Mississippi State Football: Examining Jeff Lebby's offensive philosophy

New Mississippi State football head coach Jeff Lebby has coached some of the nation's best offenses. Let's dive in to his offensive philosophy.
Mississippi State Spring Football Game
Mississippi State Spring Football Game / Justin Ford/GettyImages

Jeff Lebby is taking over Mississippi State football in 2024, and he's bringing his his-powered offensive attack to Starkville. Lebby has been responsible for some of college football's best offenses over the last six years. His version of the Art Briles Baylor offense has been successfully implemented at UCF, Ole Miss, and Oklahoma, and hopefully, he'll have the same success running his system with the Bulldogs.

But what defines Jeff Lebby's offense? While serving as the offensive coordinator at Ole Miss, Lebby spoke at a coaching clinic about his offensive philosophy.

Let's break down the key components of his philosophy and watch a few examples of his approach in action...

1. Personnel Placement

The number one priority for Jeff Lebby and all the coaches off the Briles Offense tree is suiting the offense to their personnel. Very simply, they'll run plays that fit their players and won't ask them to do things that they can't do well.

Even with some of the hallmarks we associate this system such as the spacing and deep passing game (which we'll discuss shortly), if that doesn't suit their personnel, they aren't going to do it. Lebby is going to build his offense around the strengths of this players to put them in the best position to succeed.

The other thing he stresses is to "put our best on their worst". He wants to find a matchup he can exploit, and he'll move players around with different formations and motions to take advantage of that matchup. For example, by bringing WR #3 in this clip in tight to the line and then working him across the formation at the snap, it's now on much slower LBs to attempt to cover him in space, which they fail to do.

2. Tempo

Nothing is more synonymous with Jeff Lebby's offense than tempo. His teams play at a blazing speed, and they put a ton into coaching and game-planning tempo so they can play as fast as possible on Saturdays. Why?

First, as Lebby puts it, "more snaps, more opportunities to score." Simple but true. The next reason is to wear down the defense and get them out of position. If the defense is exhausted, they aren't going to execute properly. And if an offense is playing so fast that they're snapping the ball before the defense is set, you've got the chance to burn them.

Check out what the effects of tempo did to Arkansas State on literally the very first drive of the 2023 season...

3. Spacing

If you tuned into a Baylor game back in the Briles days or have watched Tennessee or Oklahoma lately, there's a good chance the first thing that caught your eye was how wide spread their receivers were. It's not all uncommon to see multiple WRs just a few steps off the sidelines.

The teams that run this style of offense have a mentality that they want to force the defense to defend the entire width of the field. They do it for three main reasons.

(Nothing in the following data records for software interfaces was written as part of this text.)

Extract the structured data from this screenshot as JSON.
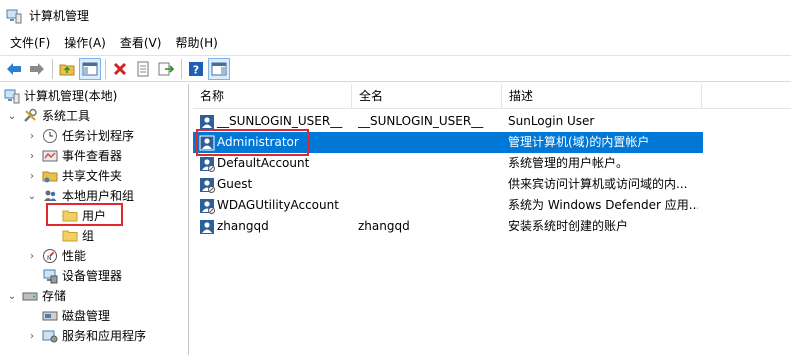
{
  "window": {
    "title": "计算机管理"
  },
  "menu": [
    "文件(F)",
    "操作(A)",
    "查看(V)",
    "帮助(H)"
  ],
  "toolbar": {
    "buttons": [
      "back-icon",
      "forward-icon",
      "up-folder-icon",
      "show-hide-tree-icon",
      "delete-icon",
      "properties-icon",
      "export-icon",
      "help-icon",
      "action-pane-icon"
    ]
  },
  "tree": {
    "root": "计算机管理(本地)",
    "system_tools": "系统工具",
    "task_scheduler": "任务计划程序",
    "event_viewer": "事件查看器",
    "shared_folders": "共享文件夹",
    "local_users": "本地用户和组",
    "users": "用户",
    "groups": "组",
    "performance": "性能",
    "device_manager": "设备管理器",
    "storage": "存储",
    "disk_management": "磁盘管理",
    "services_apps": "服务和应用程序"
  },
  "list": {
    "columns": [
      "名称",
      "全名",
      "描述"
    ],
    "rows": [
      {
        "name": "__SUNLOGIN_USER__",
        "fullname": "__SUNLOGIN_USER__",
        "desc": "SunLogin User"
      },
      {
        "name": "Administrator",
        "fullname": "",
        "desc": "管理计算机(域)的内置帐户"
      },
      {
        "name": "DefaultAccount",
        "fullname": "",
        "desc": "系统管理的用户帐户。"
      },
      {
        "name": "Guest",
        "fullname": "",
        "desc": "供来宾访问计算机或访问域的内..."
      },
      {
        "name": "WDAGUtilityAccount",
        "fullname": "",
        "desc": "系统为 Windows Defender 应用..."
      },
      {
        "name": "zhangqd",
        "fullname": "zhangqd",
        "desc": "安装系统时创建的账户"
      }
    ],
    "selected_index": 1
  },
  "colors": {
    "selection": "#0078d7",
    "annotation": "#e0282e"
  }
}
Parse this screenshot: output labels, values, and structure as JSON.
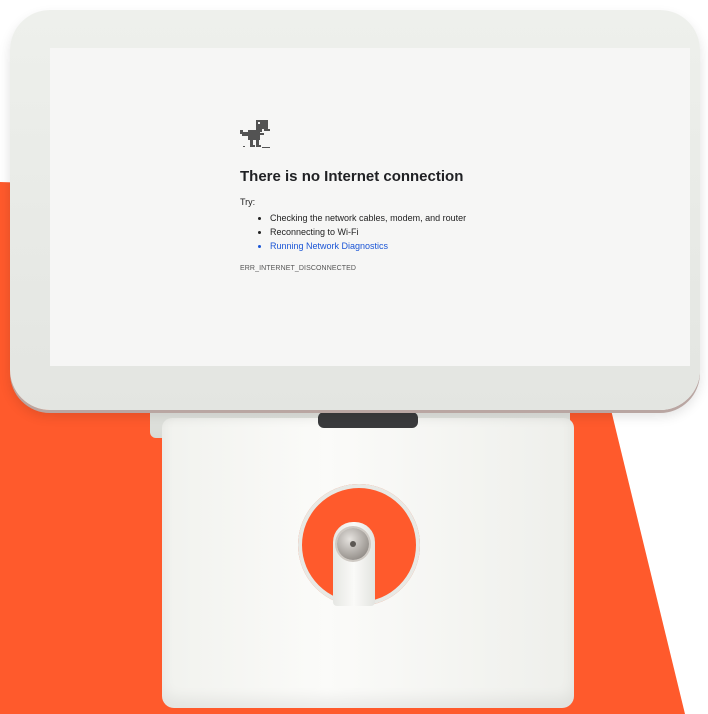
{
  "colors": {
    "background_accent": "#ff5a2c",
    "screen": "#f6f6f5",
    "link": "#1a55d6"
  },
  "error_page": {
    "icon": "dinosaur-icon",
    "title": "There is no Internet connection",
    "try_label": "Try:",
    "suggestions": [
      "Checking the network cables, modem, and router",
      "Reconnecting to Wi-Fi",
      "Running Network Diagnostics"
    ],
    "error_code": "ERR_INTERNET_DISCONNECTED"
  },
  "device": {
    "power_button_icon": "power-button-icon"
  }
}
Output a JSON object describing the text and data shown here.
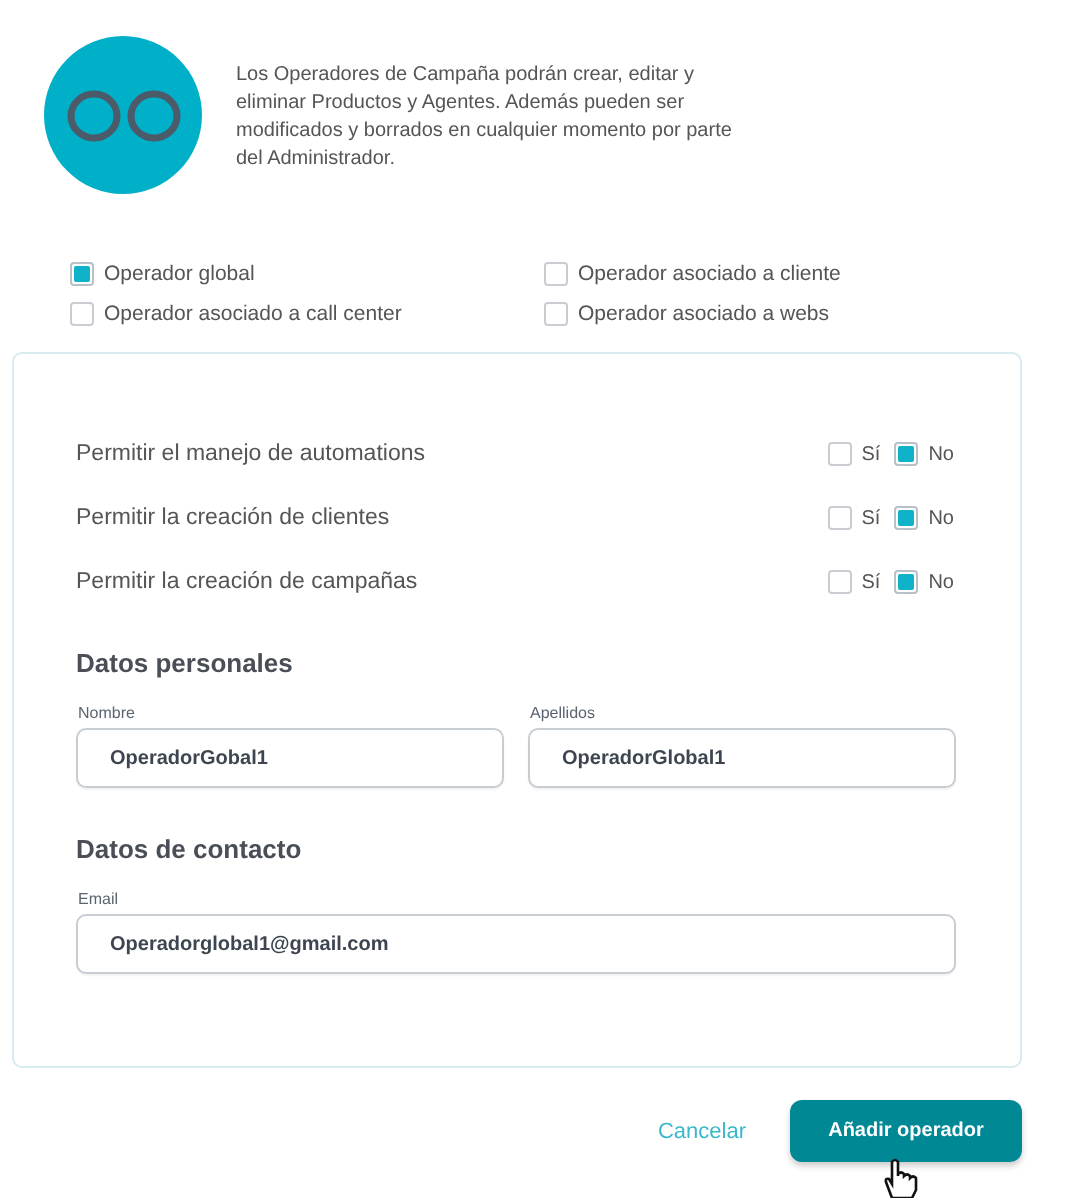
{
  "intro": {
    "text": "Los Operadores de Campaña podrán crear, editar y eliminar Productos y Agentes. Además pueden ser modificados y borrados en cualquier momento por parte del Administrador."
  },
  "operator_types": [
    {
      "label": "Operador global",
      "checked": true
    },
    {
      "label": "Operador asociado a cliente",
      "checked": false
    },
    {
      "label": "Operador asociado a call center",
      "checked": false
    },
    {
      "label": "Operador asociado a webs",
      "checked": false
    }
  ],
  "permissions": [
    {
      "label": "Permitir el manejo de automations",
      "options": [
        {
          "label": "Sí",
          "checked": false
        },
        {
          "label": "No",
          "checked": true
        }
      ]
    },
    {
      "label": "Permitir la creación de clientes",
      "options": [
        {
          "label": "Sí",
          "checked": false
        },
        {
          "label": "No",
          "checked": true
        }
      ]
    },
    {
      "label": "Permitir la creación de campañas",
      "options": [
        {
          "label": "Sí",
          "checked": false
        },
        {
          "label": "No",
          "checked": true
        }
      ]
    }
  ],
  "sections": [
    {
      "title": "Datos personales",
      "fields": [
        {
          "label": "Nombre",
          "value": "OperadorGobal1"
        },
        {
          "label": "Apellidos",
          "value": "OperadorGlobal1"
        }
      ]
    },
    {
      "title": "Datos de contacto",
      "fields": [
        {
          "label": "Email",
          "value": "Operadorglobal1@gmail.com"
        }
      ]
    }
  ],
  "actions": {
    "cancel": "Cancelar",
    "submit": "Añadir operador"
  }
}
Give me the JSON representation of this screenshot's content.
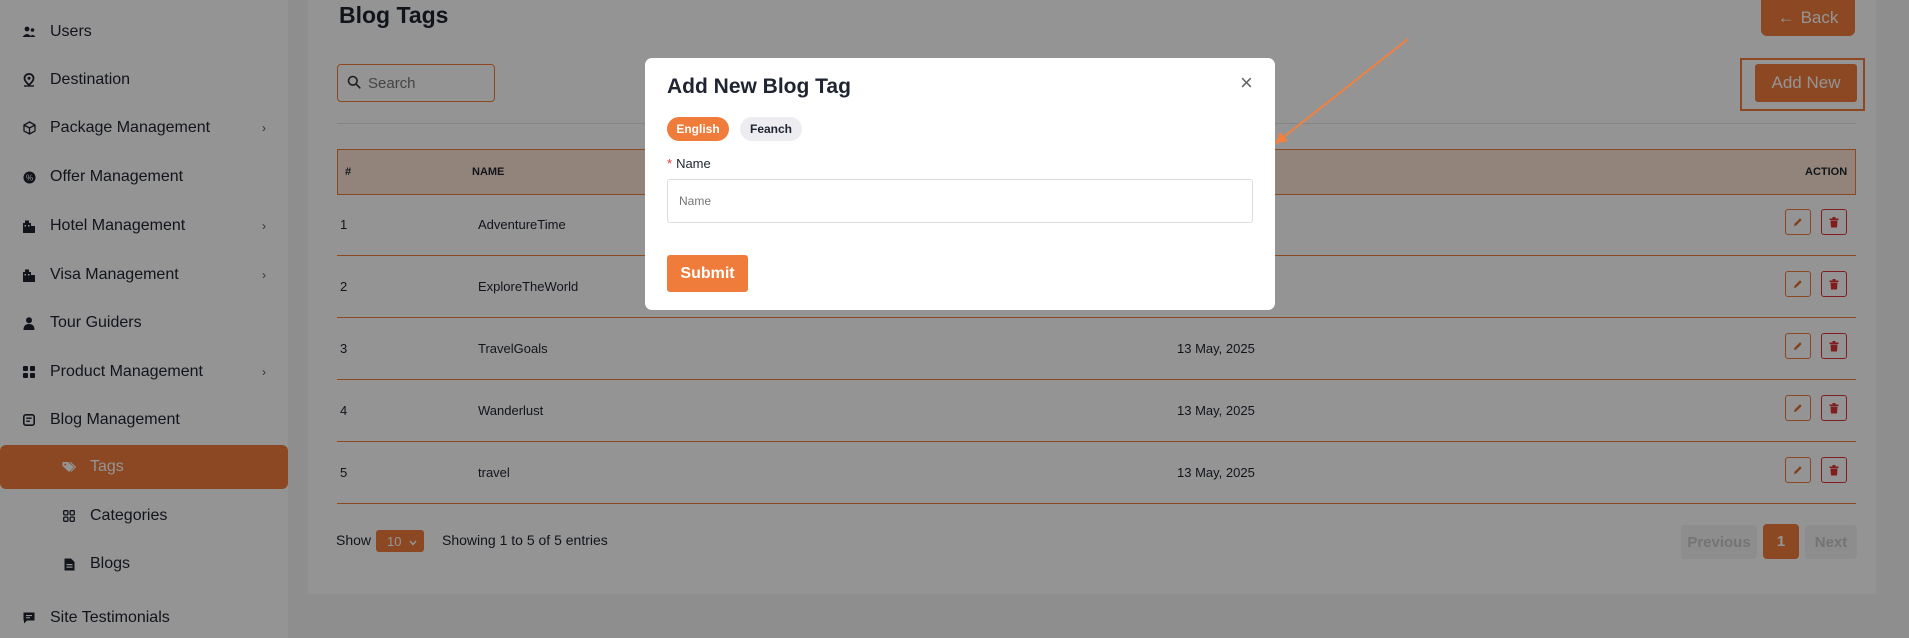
{
  "sidebar": {
    "items": [
      {
        "label": "Users",
        "icon": "users-icon",
        "has_children": false
      },
      {
        "label": "Destination",
        "icon": "map-pin-icon",
        "has_children": false
      },
      {
        "label": "Package Management",
        "icon": "cube-icon",
        "has_children": true
      },
      {
        "label": "Offer Management",
        "icon": "badge-icon",
        "has_children": false
      },
      {
        "label": "Hotel Management",
        "icon": "hotel-icon",
        "has_children": true
      },
      {
        "label": "Visa Management",
        "icon": "visa-icon",
        "has_children": true
      },
      {
        "label": "Tour Guiders",
        "icon": "person-icon",
        "has_children": false
      },
      {
        "label": "Product Management",
        "icon": "grid-icon",
        "has_children": true
      },
      {
        "label": "Blog Management",
        "icon": "blog-icon",
        "has_children": false
      }
    ],
    "sub_items": [
      {
        "label": "Tags",
        "icon": "tag-icon",
        "active": true
      },
      {
        "label": "Categories",
        "icon": "categories-icon",
        "active": false
      },
      {
        "label": "Blogs",
        "icon": "document-icon",
        "active": false
      }
    ],
    "bottom_item": {
      "label": "Site Testimonials",
      "icon": "comment-icon"
    }
  },
  "header": {
    "title": "Blog Tags",
    "back_label": "Back",
    "back_arrow": "←"
  },
  "toolbar": {
    "search_placeholder": "Search",
    "add_new_label": "Add New"
  },
  "table": {
    "columns": [
      "#",
      "NAME",
      "ACTION"
    ],
    "rows": [
      {
        "num": "1",
        "name": "AdventureTime",
        "date": ""
      },
      {
        "num": "2",
        "name": "ExploreTheWorld",
        "date": ""
      },
      {
        "num": "3",
        "name": "TravelGoals",
        "date": "13 May, 2025"
      },
      {
        "num": "4",
        "name": "Wanderlust",
        "date": "13 May, 2025"
      },
      {
        "num": "5",
        "name": "travel",
        "date": "13 May, 2025"
      }
    ]
  },
  "footer": {
    "show_label": "Show",
    "per_page": "10",
    "info": "Showing 1 to 5 of 5 entries",
    "previous_label": "Previous",
    "current_page": "1",
    "next_label": "Next"
  },
  "modal": {
    "title": "Add New Blog Tag",
    "close_symbol": "×",
    "languages": [
      "English",
      "Feanch"
    ],
    "active_language": "English",
    "field_label": "Name",
    "required_mark": "*",
    "field_placeholder": "Name",
    "submit_label": "Submit"
  },
  "colors": {
    "accent": "#f07c3c",
    "overlay": "rgba(0,0,0,0.42)",
    "danger": "#d33333"
  }
}
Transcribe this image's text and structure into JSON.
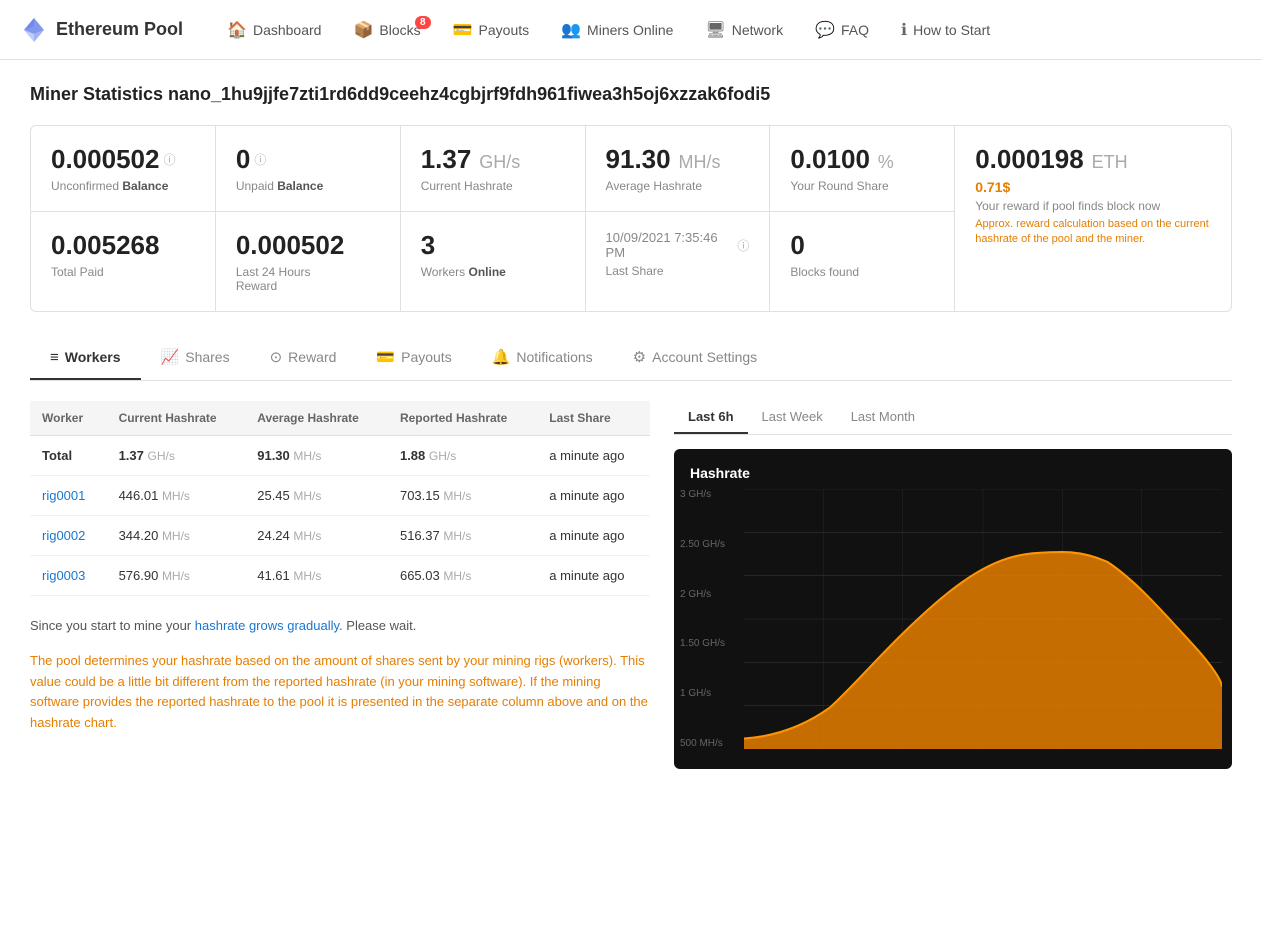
{
  "brand": {
    "name": "Ethereum Pool"
  },
  "nav": {
    "items": [
      {
        "id": "dashboard",
        "label": "Dashboard",
        "icon": "🏠",
        "badge": null
      },
      {
        "id": "blocks",
        "label": "Blocks",
        "icon": "📦",
        "badge": "8"
      },
      {
        "id": "payouts",
        "label": "Payouts",
        "icon": "💳",
        "badge": null
      },
      {
        "id": "miners-online",
        "label": "Miners Online",
        "icon": "👥",
        "badge": null
      },
      {
        "id": "network",
        "label": "Network",
        "icon": "🖥",
        "badge": null
      },
      {
        "id": "faq",
        "label": "FAQ",
        "icon": "💬",
        "badge": null
      },
      {
        "id": "how-to-start",
        "label": "How to Start",
        "icon": "ℹ",
        "badge": null
      }
    ]
  },
  "page": {
    "title": "Miner Statistics nano_1hu9jjfe7zti1rd6dd9ceehz4cgbjrf9fdh961fiwea3h5oj6xzzak6fodi5"
  },
  "stats": {
    "unconfirmed_balance": "0.000502",
    "unconfirmed_label": "Unconfirmed",
    "balance_label": "Balance",
    "unpaid_balance": "0",
    "unpaid_label": "Unpaid",
    "current_hashrate": "1.37",
    "current_hashrate_unit": "GH/s",
    "current_hashrate_label": "Current Hashrate",
    "average_hashrate": "91.30",
    "average_hashrate_unit": "MH/s",
    "average_hashrate_label": "Average Hashrate",
    "round_share": "0.0100",
    "round_share_unit": "%",
    "round_share_label": "Your Round Share",
    "reward_eth": "0.000198",
    "reward_eth_unit": "ETH",
    "reward_usd": "0.71$",
    "reward_label": "Your reward if pool finds block now",
    "reward_note": "Approx. reward calculation based on the current hashrate of the pool and the miner.",
    "total_paid": "0.005268",
    "total_paid_label": "Total Paid",
    "last24h_reward": "0.000502",
    "last24h_label": "Last 24 Hours",
    "last24h_sublabel": "Reward",
    "workers_online": "3",
    "workers_label": "Workers",
    "workers_sublabel": "Online",
    "last_share_time": "10/09/2021 7:35:46 PM",
    "last_share_label": "Last Share",
    "blocks_found": "0",
    "blocks_found_label": "Blocks found"
  },
  "tabs": [
    {
      "id": "workers",
      "label": "Workers",
      "icon": "≡"
    },
    {
      "id": "shares",
      "label": "Shares",
      "icon": "📈"
    },
    {
      "id": "reward",
      "label": "Reward",
      "icon": "⊙"
    },
    {
      "id": "payouts",
      "label": "Payouts",
      "icon": "💳"
    },
    {
      "id": "notifications",
      "label": "Notifications",
      "icon": "🔔"
    },
    {
      "id": "account-settings",
      "label": "Account Settings",
      "icon": "⚙"
    }
  ],
  "table": {
    "headers": [
      "Worker",
      "Current Hashrate",
      "Average Hashrate",
      "Reported Hashrate",
      "Last Share"
    ],
    "total_row": {
      "worker": "Total",
      "current": "1.37",
      "current_unit": "GH/s",
      "average": "91.30",
      "average_unit": "MH/s",
      "reported": "1.88",
      "reported_unit": "GH/s",
      "last_share": "a minute ago"
    },
    "rows": [
      {
        "worker": "rig0001",
        "current": "446.01",
        "current_unit": "MH/s",
        "average": "25.45",
        "average_unit": "MH/s",
        "reported": "703.15",
        "reported_unit": "MH/s",
        "last_share": "a minute ago"
      },
      {
        "worker": "rig0002",
        "current": "344.20",
        "current_unit": "MH/s",
        "average": "24.24",
        "average_unit": "MH/s",
        "reported": "516.37",
        "reported_unit": "MH/s",
        "last_share": "a minute ago"
      },
      {
        "worker": "rig0003",
        "current": "576.90",
        "current_unit": "MH/s",
        "average": "41.61",
        "average_unit": "MH/s",
        "reported": "665.03",
        "reported_unit": "MH/s",
        "last_share": "a minute ago"
      }
    ]
  },
  "info_text": "Since you start to mine your hashrate grows gradually. Please wait.",
  "info_text_orange": "The pool determines your hashrate based on the amount of shares sent by your mining rigs (workers). This value could be a little bit different from the reported hashrate (in your mining software). If the mining software provides the reported hashrate to the pool it is presented in the separate column above and on the hashrate chart.",
  "chart": {
    "title": "Hashrate",
    "tabs": [
      "Last 6h",
      "Last Week",
      "Last Month"
    ],
    "active_tab": "Last 6h",
    "y_labels": [
      "3 GH/s",
      "2.50 GH/s",
      "2 GH/s",
      "1.50 GH/s",
      "1 GH/s",
      "500 MH/s"
    ]
  }
}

First, it creates a ton of space in the middle of the field to run the football. Secondly, it forces slot defenders with both immediate run and pass defense responsibilities to choose what they're going to take away. This creates a clearer picture of the defensive structure for the QB, especially for making RPO reads. Finally, that spacing creates one-on-one opportunities for WRs downfield.

Jeff Lebby doesn't exclusively align his offense in wide splits. He uses plenty of formation diversity, including bringing every receiver in tight to the formation. But the base calls within his offense still primarily function out of the wide split looks.

4. Vertical Run Game

While explosive passing plays are what the average fan associates with this offense, the run game is the main priority. The wide spacing used is primarily to open run lanes in the middle of the field, and Lebby wants his teams to take advantage of the space by attacking it with a vertical run game.

Many of the base run concepts used in this offense are designed to hit straight downhill, which compliments their WR splits. You've already spread the defense out wide, so you don't want to now run towards those defenders. You've created space to run just with your formation. Now attack it.

You can see the benefits to that from this run by UCF when Jeff Lebby was their OC in 2019.

Lebby will still mix in runs designed to hit more on the edge. He ran plenty at Oklahoma. But the foundation is with a straight-ahead rushing attack.

5. Vertical Throw Game

Finally, Jeff Lebby's offenses stress a vertical passing game. Their goal is to "score from far." They want to attack on offense, and they're going to take their deep shots early and often. And everything discussed up until this point leads into the final one.

Lebby is going to find a matchup he can exploit for an explosive play, and the tempo his teams play at can heighten the advantage for his receiver. The spacing used naturally creates one-on-one chances, and the threat of the run game creates even more favorable looks to take those shots down the field.

The end result is incredible to watch.

Jeff Lebby runs an exciting scheme, and it's going to be a ton of fun to see it in action this fall for Mississippi State football. As we get closer to the season, we'll take a closer look at the concepts that he builds around and how he creates such an explosive and effective attack.